Three films were shot after Disney took over the Star Wars franchise, which significantly divided the fans and movie critics of the previous films.
Why is that so?
Well, Star Wars are certainly the greatest media franchise, which lasts almost half a century. For that time, it created one of the institutions of popular culture with the most crowded audience. And with the most movie fanatics, too.
After George Lucas left, many things changed in the concept. And it was too optimistic to expect that this would not result in such a drastic divide, which oscillates from the most positive to the most negative comments. But the fact is that Solo: A Star Wars Story financially didn’t go as well as expected. But it is also the fact that good movies can have a low profit for at least a thousand reasons.
The force may not have been on Solo side, but this doesn’t have to prevent us from considering, without prejudice, about the saga of a young rebel pilot. Solo, a movie about Han Solo whose character interprets by Alden Ehrenreich, reveals how the biggest renegade in the galaxy (in the original interpretation of the brilliant Harrison Ford) got his last name.
Solo: A Star Wars Story by Ron Howard sets out a series of background details of Han’s mythology. He is thus separating the story from the original franchise to tell his own, an individual story, divided into three major parts that offer a review on Han’s youth (from how he got his name to how he met Chewbacca), his first undertakings, and denouement to lead him in the direction of Tatooine.
The story begins in Corellia, a planet known for the construction of ships and ace pilots. It is also known for its dark streets dominated by criminal groups. Those gangs make young children work for them, including adult Han Solo as well. His dream is to become the best pilot in the galaxy, which can be accomplished with enough money to buy the ship.
Solo decides to rob a gang he works for, and along with a girl named Qi’ra whose character interprets by Emilia Clarke, escapes into a new life. The plan fails, and Qi’ra stuck to Corellia. Solo is forced to join the Imperial Fleet, where he will train for the pilot. In the meantime, he is expelled from the Academy and joins gangs led by Tobias Beckett. Beckett’s character interprets by Woody Harrelson.
In a dark and dangerous criminal underworld, Han Solo gets acquainted with his future co-pilot Chewbacca. Joonas Suotamo interprets Chewbacca. He also introduces the notorious gambler Lando Calrissian, whose role is entrusted to Donald Glover, on a journey that will determine the course of one of the heroes of the Star Wars trilogy.
Interestingly, Solo doesn’t abound with explicit scenes of violence and scary scenes, which is a feature of the newer movies. Such scenes are only present in traces because the film is obviously intended to create new generations of fans and consumers. It is true that the story takes place in a dark, criminal underworld, but the emphasis is on adventure, friendship, and romance, but also circumvention and betrayal. If we talk about love as one of the values that are exposed in the movie, it is interesting that in a franchise that has inspired the imagination of people over many generations, love does not win.

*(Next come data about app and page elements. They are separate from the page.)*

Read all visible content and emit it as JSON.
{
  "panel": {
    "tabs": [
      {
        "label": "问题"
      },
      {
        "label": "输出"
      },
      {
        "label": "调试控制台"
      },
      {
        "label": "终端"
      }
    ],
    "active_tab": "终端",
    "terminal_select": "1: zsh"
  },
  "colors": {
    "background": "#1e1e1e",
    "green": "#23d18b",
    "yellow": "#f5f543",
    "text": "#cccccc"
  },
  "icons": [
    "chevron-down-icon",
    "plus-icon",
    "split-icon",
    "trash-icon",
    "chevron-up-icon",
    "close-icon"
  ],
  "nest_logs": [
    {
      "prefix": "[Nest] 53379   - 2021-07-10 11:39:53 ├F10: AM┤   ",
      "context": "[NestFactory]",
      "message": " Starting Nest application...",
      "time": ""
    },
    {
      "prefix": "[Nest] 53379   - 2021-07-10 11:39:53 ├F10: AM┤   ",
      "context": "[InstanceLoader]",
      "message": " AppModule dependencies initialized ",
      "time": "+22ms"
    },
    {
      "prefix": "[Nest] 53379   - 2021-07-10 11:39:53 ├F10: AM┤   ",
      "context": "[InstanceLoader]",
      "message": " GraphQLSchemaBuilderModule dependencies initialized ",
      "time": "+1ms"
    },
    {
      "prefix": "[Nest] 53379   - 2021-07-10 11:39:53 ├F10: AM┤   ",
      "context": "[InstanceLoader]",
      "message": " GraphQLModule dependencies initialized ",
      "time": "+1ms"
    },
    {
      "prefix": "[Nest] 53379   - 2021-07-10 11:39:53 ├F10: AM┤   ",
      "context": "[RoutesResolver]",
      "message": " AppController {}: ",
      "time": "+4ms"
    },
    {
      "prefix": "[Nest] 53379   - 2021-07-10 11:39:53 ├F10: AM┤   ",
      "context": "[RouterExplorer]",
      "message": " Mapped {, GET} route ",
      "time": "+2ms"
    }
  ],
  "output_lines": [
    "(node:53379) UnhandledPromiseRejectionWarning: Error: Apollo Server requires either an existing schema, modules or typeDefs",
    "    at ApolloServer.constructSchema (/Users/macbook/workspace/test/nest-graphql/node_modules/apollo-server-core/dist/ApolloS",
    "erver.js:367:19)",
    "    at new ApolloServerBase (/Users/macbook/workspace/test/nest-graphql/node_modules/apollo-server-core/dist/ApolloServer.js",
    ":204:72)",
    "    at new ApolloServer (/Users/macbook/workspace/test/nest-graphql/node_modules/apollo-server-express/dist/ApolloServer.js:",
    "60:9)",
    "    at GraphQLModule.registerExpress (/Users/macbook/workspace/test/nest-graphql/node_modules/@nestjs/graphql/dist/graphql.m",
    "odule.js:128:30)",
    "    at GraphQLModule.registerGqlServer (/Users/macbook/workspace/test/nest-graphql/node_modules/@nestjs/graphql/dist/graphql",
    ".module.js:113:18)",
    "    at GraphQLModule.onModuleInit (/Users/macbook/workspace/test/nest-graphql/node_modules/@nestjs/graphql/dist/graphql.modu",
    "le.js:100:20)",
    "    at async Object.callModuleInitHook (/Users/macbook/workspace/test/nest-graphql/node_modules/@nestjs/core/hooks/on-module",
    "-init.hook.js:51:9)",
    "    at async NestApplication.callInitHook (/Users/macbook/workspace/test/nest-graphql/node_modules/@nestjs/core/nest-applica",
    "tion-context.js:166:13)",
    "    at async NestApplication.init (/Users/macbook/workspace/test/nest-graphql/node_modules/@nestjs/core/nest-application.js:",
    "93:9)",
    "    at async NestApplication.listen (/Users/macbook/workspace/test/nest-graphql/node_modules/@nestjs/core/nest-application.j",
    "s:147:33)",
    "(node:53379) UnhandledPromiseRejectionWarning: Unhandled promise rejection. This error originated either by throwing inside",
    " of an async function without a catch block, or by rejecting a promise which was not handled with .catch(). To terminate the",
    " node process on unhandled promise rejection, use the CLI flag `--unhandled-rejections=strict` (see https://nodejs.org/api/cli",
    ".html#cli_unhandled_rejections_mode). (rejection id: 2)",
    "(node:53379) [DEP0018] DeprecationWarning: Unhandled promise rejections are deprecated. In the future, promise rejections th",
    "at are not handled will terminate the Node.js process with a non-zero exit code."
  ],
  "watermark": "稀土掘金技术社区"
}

It is interesting because people tend to see the triumph of this value, and it is present in the franchise, but only as an occasional thought. The situation is not different when we talk about Solo. The character of Qi’ra, Solo’s love from the young days, was created for this movie. It is the love of his life, and romance is not questionable, but ultimately her pragmatism and tendency for security prevails. But perhaps this moment gives the necessary encounter with reality. Also, cynicism, as an integral part of the habit of Han Solo, had to be exhausted somewhere. In this case, apparently from the relationship with Qi’ra.
Movies of light
However, Star Wars are movies of light, scenes, and landscapes that have feelings. All the previous ones have raised the criterion to more, which explains the disapproval of the fans on a deafening and dark start, with frames alternating in the sepia and blue shades. A slightly aggravating circumstance for this movie is also about losing time in attempts to explain individual details. Aggravating because previous movies didn’t bother to explain the reality in which the heroes are to the fans who are part of the community already almost half a century.
Risky for Alden Ehrenreich, is that he did not try to completely copy the legendary Harrison Ford with his acting, thus giving the character of Solo something of his authenticity. It is especially risky when, after so many years, one of the icons of popular culture interprets by someone else.
The movie abounds in atypical movie frames for this franchise but also interesting and aesthetically appealing, as well as a great music background.
However, to summarize, Solo: A Star Wars Story is undoubtedly good for watching. The movie offers an exciting ride in the universe in an untypical way for SciFi movies. And also untypical for Star Wars movies too.
It remains to see whether some future parts of the famous franchise will follow the path of Solo and will continue to surprise fans or will be guided by an established course.
Subscribe to this blog and receive notifications of new posts by email: